Recently with some relief I discovered that dishwashers are greener than hand washing! If you think that a dishwasher is not green, have you noticed how much cold water needs to be run before the hot arrives at the sink? In my modern townhouse that’s a whole sink full. Add one more for the rinse. If you fire up your geyser for 45 minutes we’re talking plenty wastage here! (Luckily a Redwater Diverter can be attached to catch that cold water though)
So what do we need to look out for in basic domestic gadgets?
- An energy efficiency rating or the Energy Star symbol of efficiency
- an Eco-cycle , and either a half load option, or 35°C cycle or a cold water setting
- a sound rating of below 55dB (the average is between 50-60, the lowest 49dB – click here)
- Remember to run your dishwasher only when it is full and stop it before the drying cycle, leaving it open to dry naturally.
Washing machines can be huge energy and water consumers but used on the correct cycles, even your old model can become more eco-friendly. Washing on too hot a cycle shortens the life of your fabrics, so choose cold or 30°C for a normal wash and 40 for soiled. There are many super-biodegradable laundry products on offer, like Triple Orange Wonder Gel. Why not use an eco-friendly laundry ball – it will save you money, leaves no trace in the water and now you can confidently use your washing machine water in your garden.
Fridges are the third highest consumer of household energy as they run 365 days a year. Here are some tips when choosing your next fridge:
- loose the icemaker in favour of good old fashioned ice trays – you’ll save 20 % electricity
- choose the right size for your needs. Too big or too small = inefficient energy usage.
- a fridge with a top freezer section is most efficient, bottom freezer next most efficient and a side by side fridge/freezer combination is the least energy efficient.
Other ways to save energy wastage with fridges is to:
- check your door seals regularly
- clean the coils at the back, keeping them free of dust and grime
- defrost regularly – iced- up freezers use loads of energy to maintain that ice!
- Keep the door shut.

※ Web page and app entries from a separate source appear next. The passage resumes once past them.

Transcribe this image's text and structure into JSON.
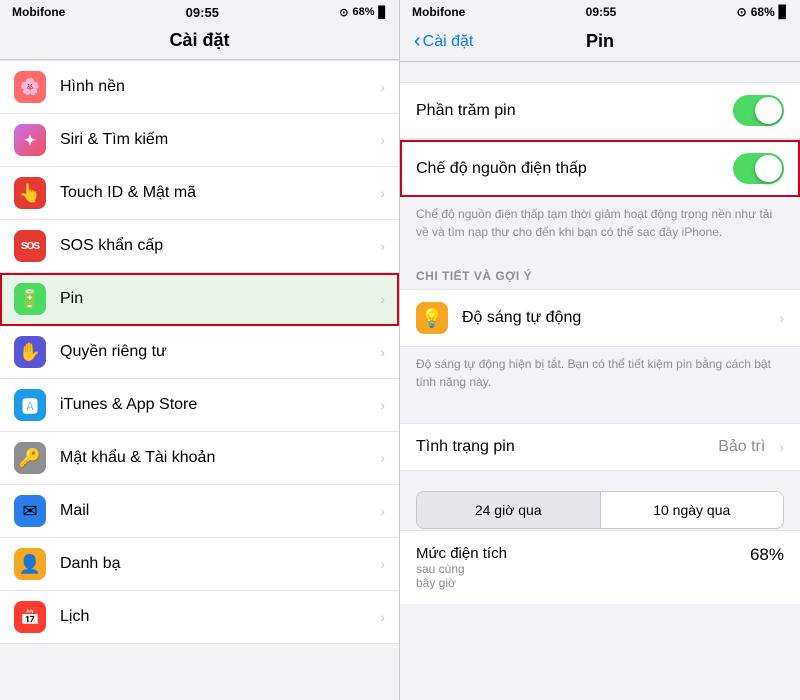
{
  "left": {
    "statusBar": {
      "carrier": "Mobifone",
      "time": "09:55",
      "battery": "68%",
      "batteryIcon": "🔋"
    },
    "title": "Cài đặt",
    "items": [
      {
        "id": "hinh-nen",
        "label": "Hình nền",
        "iconBg": "#ff6b6b",
        "iconEmoji": "🌸"
      },
      {
        "id": "siri",
        "label": "Siri & Tìm kiếm",
        "iconBg": "#000",
        "iconEmoji": "✦"
      },
      {
        "id": "touch-id",
        "label": "Touch ID & Mật mã",
        "iconBg": "#e53935",
        "iconEmoji": "👆"
      },
      {
        "id": "sos",
        "label": "SOS khẩn cấp",
        "iconBg": "#e53935",
        "iconEmoji": "SOS"
      },
      {
        "id": "pin",
        "label": "Pin",
        "iconBg": "#4cd964",
        "iconEmoji": "🔋",
        "highlighted": true
      },
      {
        "id": "quyen-rieng-tu",
        "label": "Quyền riêng tư",
        "iconBg": "#5856d6",
        "iconEmoji": "✋"
      },
      {
        "id": "itunes",
        "label": "iTunes & App Store",
        "iconBg": "#1e9be8",
        "iconEmoji": "🅰"
      },
      {
        "id": "mat-khau",
        "label": "Mật khẩu & Tài khoản",
        "iconBg": "#8e8e93",
        "iconEmoji": "🔑"
      },
      {
        "id": "mail",
        "label": "Mail",
        "iconBg": "#2b7de9",
        "iconEmoji": "✉"
      },
      {
        "id": "danh-ba",
        "label": "Danh bạ",
        "iconBg": "#f5a623",
        "iconEmoji": "👤"
      },
      {
        "id": "lich",
        "label": "Lịch",
        "iconBg": "#ff3b30",
        "iconEmoji": "📅"
      }
    ]
  },
  "right": {
    "statusBar": {
      "carrier": "Mobifone",
      "time": "09:55",
      "battery": "68%"
    },
    "backLabel": "Cài đặt",
    "title": "Pin",
    "phantramPin": {
      "label": "Phần trăm pin",
      "toggleOn": true
    },
    "cheDo": {
      "label": "Chế độ nguồn điện thấp",
      "toggleOn": true,
      "highlighted": true
    },
    "cheDoDesc": "Chế độ nguồn điện thấp tạm thời giảm hoạt động trong nền như tải về và tìm nạp thư cho đến khi bạn có thể sạc đầy iPhone.",
    "sectionHeader": "CHI TIẾT VÀ GỢI Ý",
    "doSang": {
      "label": "Độ sáng tự động",
      "iconBg": "#f5a623",
      "iconEmoji": "💡"
    },
    "doSangDesc": "Độ sáng tự động hiện bị tắt. Bạn có thể tiết kiệm pin bằng cách bật tính năng này.",
    "tinhTrang": {
      "label": "Tình trạng pin",
      "value": "Bảo trì"
    },
    "tabs": [
      {
        "id": "24h",
        "label": "24 giờ qua",
        "active": true
      },
      {
        "id": "10d",
        "label": "10 ngày qua",
        "active": false
      }
    ],
    "mucDienTich": {
      "title": "Mức điện tích",
      "subtitle": "sau cùng",
      "subtitleLine2": "bây giờ",
      "value": "68%"
    }
  }
}
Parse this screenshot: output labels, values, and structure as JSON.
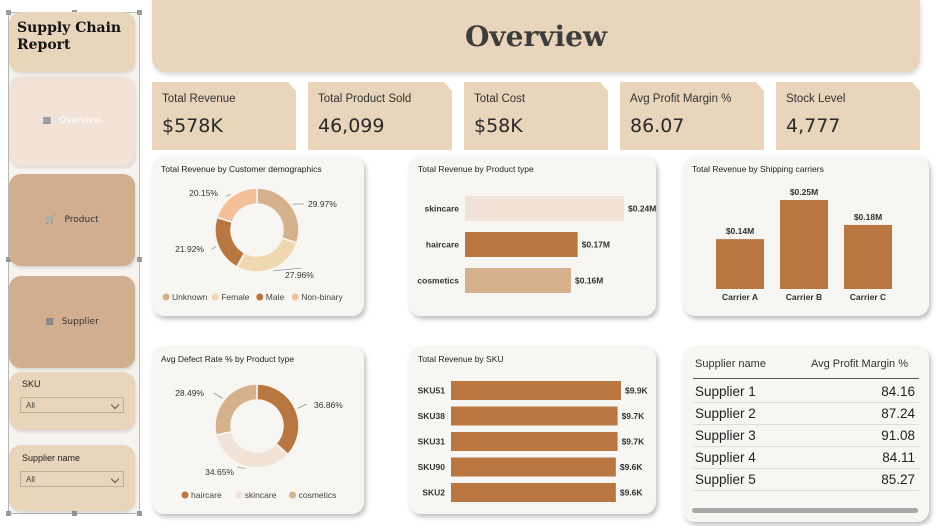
{
  "app": {
    "title": "Supply Chain Report"
  },
  "header": {
    "title": "Overview"
  },
  "nav": [
    {
      "label": "Overview",
      "icon": "overview-icon"
    },
    {
      "label": "Product",
      "icon": "cart-icon"
    },
    {
      "label": "Supplier",
      "icon": "supplier-icon"
    }
  ],
  "slicers": [
    {
      "title": "SKU",
      "value": "All"
    },
    {
      "title": "Supplier name",
      "value": "All"
    }
  ],
  "kpis": [
    {
      "label": "Total Revenue",
      "value": "$578K"
    },
    {
      "label": "Total Product Sold",
      "value": "46,099"
    },
    {
      "label": "Total Cost",
      "value": "$58K"
    },
    {
      "label": "Avg Profit Margin %",
      "value": "86.07"
    },
    {
      "label": "Stock Level",
      "value": "4,777"
    }
  ],
  "colors": {
    "beige": "#e8d5bb",
    "brown": "#b87640",
    "tan": "#d6b18d",
    "light": "#f3e3d6",
    "peach": "#f4c09a"
  },
  "chart_data": [
    {
      "type": "pie",
      "title": "Total Revenue by Customer demographics",
      "categories": [
        "Unknown",
        "Female",
        "Male",
        "Non-binary"
      ],
      "values": [
        29.97,
        27.96,
        21.92,
        20.15
      ],
      "labels": [
        "29.97%",
        "27.96%",
        "21.92%",
        "20.15%"
      ],
      "colors": [
        "#d6b18d",
        "#efd8b0",
        "#b87640",
        "#f4c09a"
      ],
      "legend": "bottom"
    },
    {
      "type": "bar",
      "orientation": "horizontal",
      "title": "Total Revenue by Product type",
      "categories": [
        "skincare",
        "haircare",
        "cosmetics"
      ],
      "values": [
        0.24,
        0.17,
        0.16
      ],
      "labels": [
        "$0.24M",
        "$0.17M",
        "$0.16M"
      ],
      "colors": [
        "#f3e3d6",
        "#b87640",
        "#d6b18d"
      ]
    },
    {
      "type": "bar",
      "title": "Total Revenue by Shipping carriers",
      "categories": [
        "Carrier A",
        "Carrier B",
        "Carrier C"
      ],
      "values": [
        0.14,
        0.25,
        0.18
      ],
      "labels": [
        "$0.14M",
        "$0.25M",
        "$0.18M"
      ]
    },
    {
      "type": "pie",
      "title": "Avg Defect Rate % by Product type",
      "categories": [
        "haircare",
        "skincare",
        "cosmetics"
      ],
      "values": [
        36.86,
        34.65,
        28.49
      ],
      "labels": [
        "36.86%",
        "34.65%",
        "28.49%"
      ],
      "colors": [
        "#b87640",
        "#f3e3d6",
        "#d6b18d"
      ],
      "legend": "bottom"
    },
    {
      "type": "bar",
      "orientation": "horizontal",
      "title": "Total Revenue by SKU",
      "categories": [
        "SKU51",
        "SKU38",
        "SKU31",
        "SKU90",
        "SKU2"
      ],
      "values": [
        9.9,
        9.7,
        9.7,
        9.6,
        9.6
      ],
      "labels": [
        "$9.9K",
        "$9.7K",
        "$9.7K",
        "$9.6K",
        "$9.6K"
      ]
    }
  ],
  "table": {
    "headers": [
      "Supplier name",
      "Avg Profit Margin %"
    ],
    "rows": [
      [
        "Supplier 1",
        "84.16"
      ],
      [
        "Supplier 2",
        "87.24"
      ],
      [
        "Supplier 3",
        "91.08"
      ],
      [
        "Supplier 4",
        "84.11"
      ],
      [
        "Supplier 5",
        "85.27"
      ]
    ]
  }
}
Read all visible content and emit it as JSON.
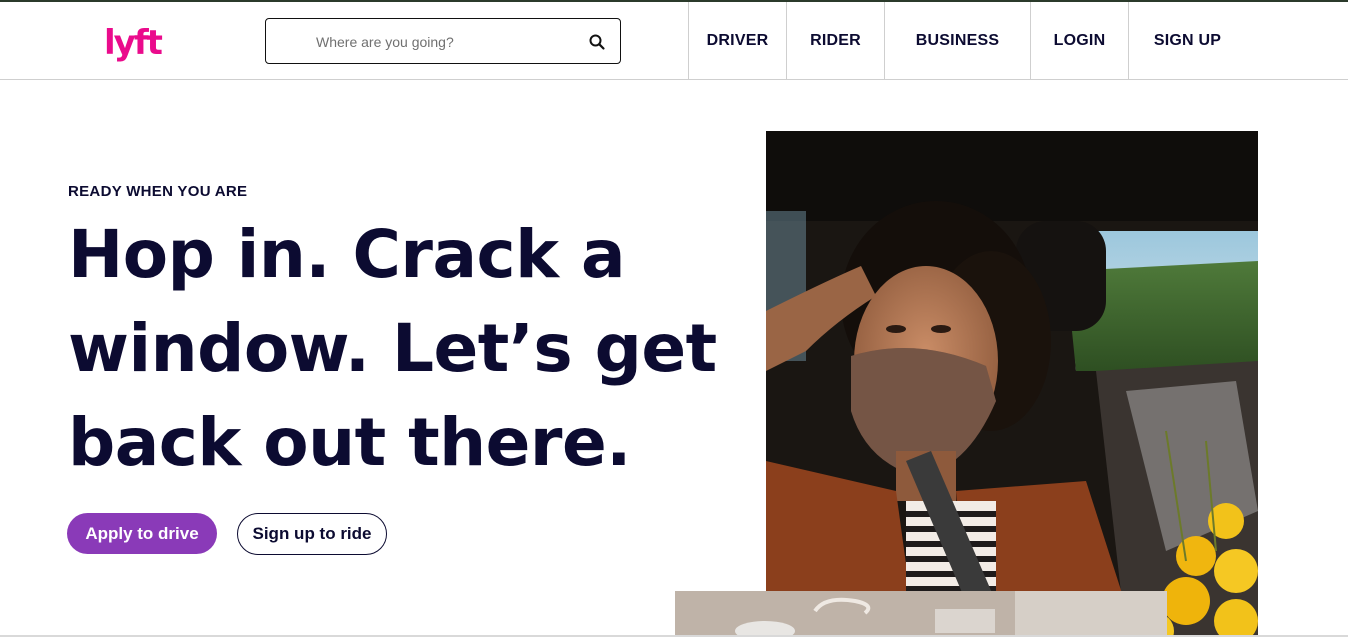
{
  "brand": {
    "logo_text": "lyft",
    "accent_color": "#ea0b8c"
  },
  "search": {
    "placeholder": "Where are you going?",
    "value": "",
    "icon": "search-icon"
  },
  "nav": {
    "items": [
      {
        "label": "DRIVER"
      },
      {
        "label": "RIDER"
      },
      {
        "label": "BUSINESS"
      },
      {
        "label": "LOGIN"
      },
      {
        "label": "SIGN UP"
      }
    ]
  },
  "hero": {
    "eyebrow": "READY WHEN YOU ARE",
    "headline_lines": [
      "Hop in. Crack a",
      "window. Let’s get",
      "back out there."
    ],
    "primary_cta": "Apply to drive",
    "secondary_cta": "Sign up to ride",
    "primary_color": "#8a3ab8"
  }
}
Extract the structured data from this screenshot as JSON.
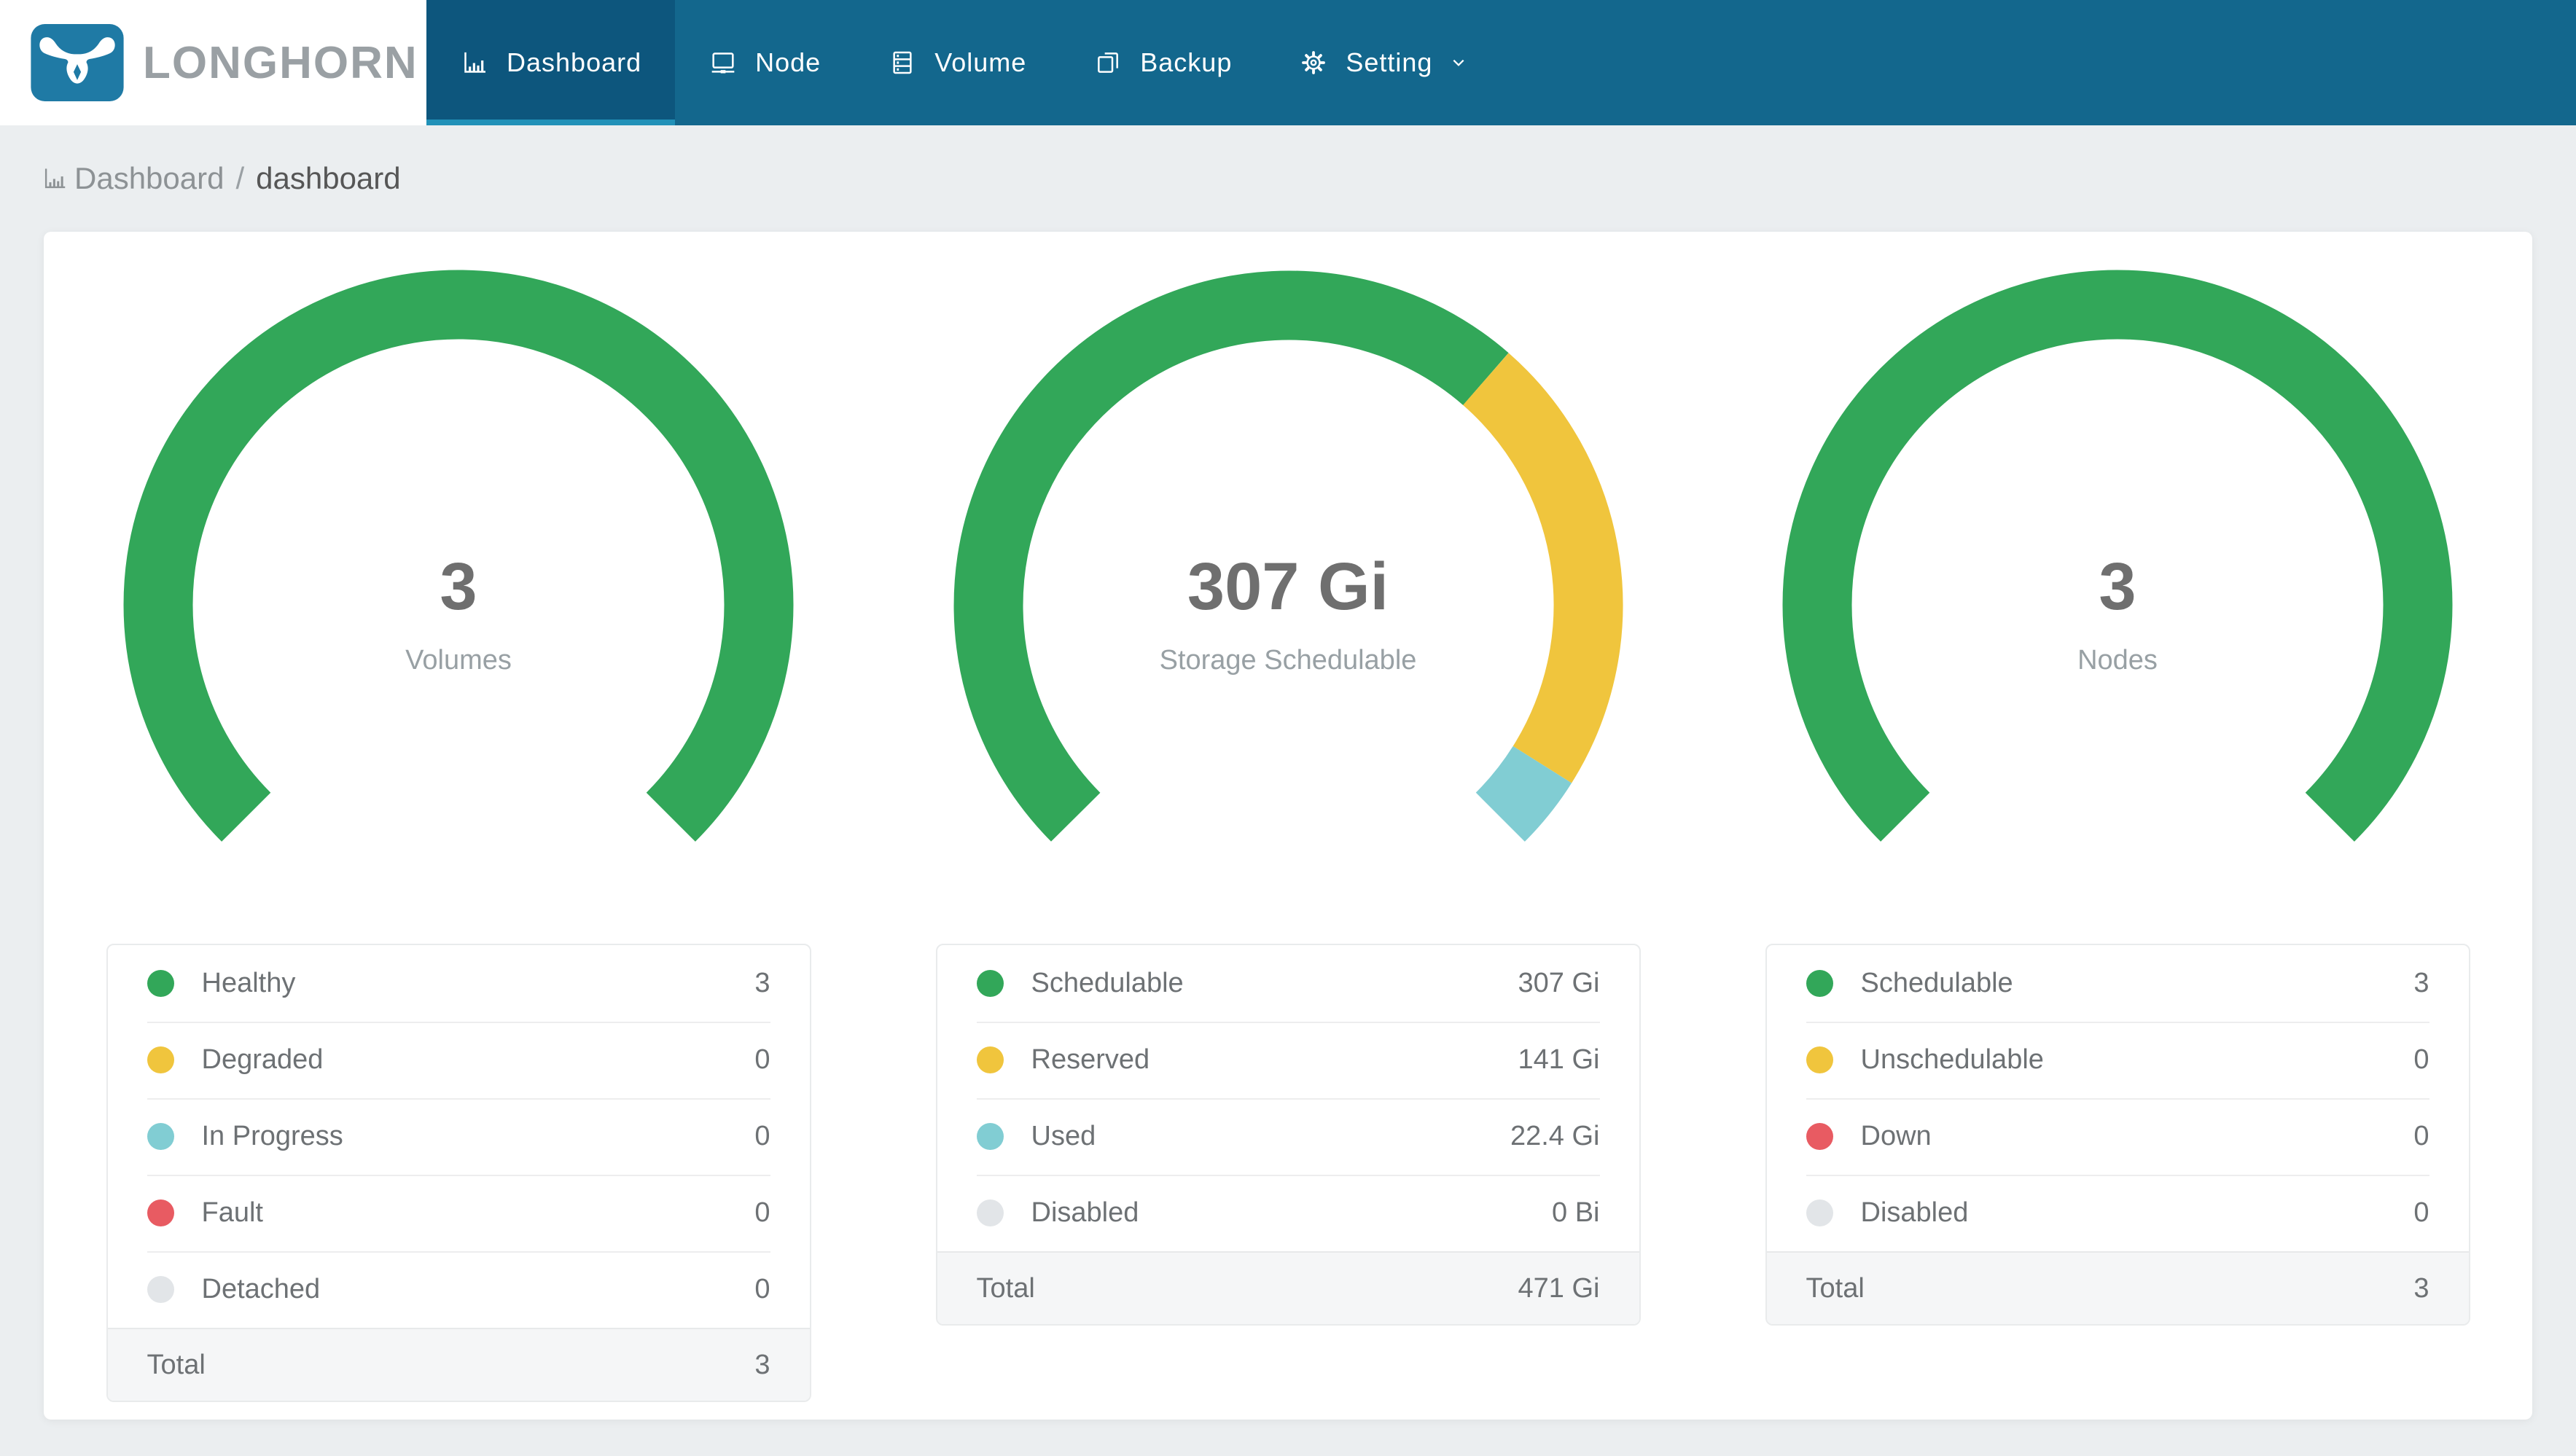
{
  "brand": {
    "name": "LONGHORN",
    "logo_icon": "longhorn-bull-icon",
    "logo_color": "#1f7aa5",
    "text_color": "#9aa0a4"
  },
  "nav": {
    "background": "#13678d",
    "active_background": "#0d567d",
    "active_underline": "#2191b8",
    "items": [
      {
        "label": "Dashboard",
        "icon": "bar-chart-icon",
        "active": true,
        "has_dropdown": false
      },
      {
        "label": "Node",
        "icon": "node-icon",
        "active": false,
        "has_dropdown": false
      },
      {
        "label": "Volume",
        "icon": "volume-icon",
        "active": false,
        "has_dropdown": false
      },
      {
        "label": "Backup",
        "icon": "backup-icon",
        "active": false,
        "has_dropdown": false
      },
      {
        "label": "Setting",
        "icon": "gear-icon",
        "active": false,
        "has_dropdown": true
      }
    ]
  },
  "breadcrumb": {
    "icon": "bar-chart-icon",
    "section": "Dashboard",
    "separator": "/",
    "page": "dashboard"
  },
  "colors": {
    "page_background": "#ebeef0",
    "status_green": "#32a759",
    "status_yellow": "#f0c53d",
    "status_teal": "#81cdd3",
    "status_red": "#e85b62",
    "status_gray": "#e2e5e8"
  },
  "chart_data": [
    {
      "type": "donut-gauge",
      "center_value": "3",
      "center_label": "Volumes",
      "arc_span_deg": 270,
      "segments": [
        {
          "label": "Healthy",
          "value": 3,
          "display": "3",
          "color": "#32a759"
        },
        {
          "label": "Degraded",
          "value": 0,
          "display": "0",
          "color": "#f0c53d"
        },
        {
          "label": "In Progress",
          "value": 0,
          "display": "0",
          "color": "#81cdd3"
        },
        {
          "label": "Fault",
          "value": 0,
          "display": "0",
          "color": "#e85b62"
        },
        {
          "label": "Detached",
          "value": 0,
          "display": "0",
          "color": "#e2e5e8"
        }
      ],
      "total": {
        "label": "Total",
        "value": 3,
        "display": "3"
      }
    },
    {
      "type": "donut-gauge",
      "center_value": "307 Gi",
      "center_label": "Storage Schedulable",
      "arc_span_deg": 270,
      "segments": [
        {
          "label": "Schedulable",
          "value": 307,
          "display": "307 Gi",
          "color": "#32a759"
        },
        {
          "label": "Reserved",
          "value": 141,
          "display": "141 Gi",
          "color": "#f0c53d"
        },
        {
          "label": "Used",
          "value": 22.4,
          "display": "22.4 Gi",
          "color": "#81cdd3"
        },
        {
          "label": "Disabled",
          "value": 0,
          "display": "0 Bi",
          "color": "#e2e5e8"
        }
      ],
      "total": {
        "label": "Total",
        "value": 470.4,
        "display": "471 Gi"
      }
    },
    {
      "type": "donut-gauge",
      "center_value": "3",
      "center_label": "Nodes",
      "arc_span_deg": 270,
      "segments": [
        {
          "label": "Schedulable",
          "value": 3,
          "display": "3",
          "color": "#32a759"
        },
        {
          "label": "Unschedulable",
          "value": 0,
          "display": "0",
          "color": "#f0c53d"
        },
        {
          "label": "Down",
          "value": 0,
          "display": "0",
          "color": "#e85b62"
        },
        {
          "label": "Disabled",
          "value": 0,
          "display": "0",
          "color": "#e2e5e8"
        }
      ],
      "total": {
        "label": "Total",
        "value": 3,
        "display": "3"
      }
    }
  ]
}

Leaving it open for one minute takes half an hour to get back to temperature again!
My favourite gadget of all though is the clever device which switches off your electrical appliances after two minutes of no use, like the TV and all its accessories, saving you money, electricity and reducing the fire risk in your home. You can plug in multiple appliances and they all go off at once.
A walk around your house in the dark will reveal just how many electrical gadgets have little lights burning when they are not in use. They are all using electricity while on standby, so this gadget’s a winner!
Now is your chance to look around your house with fresh insight and decide which changes would alleviate your carbon debt and your pocket in the long run. It’s very important to dispose of those old ones in a responsible way. If your machines are energy intensive it’s best to have them responsibly recycled.
A pre-paid electricity meter allows you to monitor how much electricity you are using per gadget and keep an eye on things; quite an eye-opener! If you don’t have a pre-paid meter, get an e2 monitor (above) which keeps track of your consumption, cost and carbon footprint.
By Annabelle Venter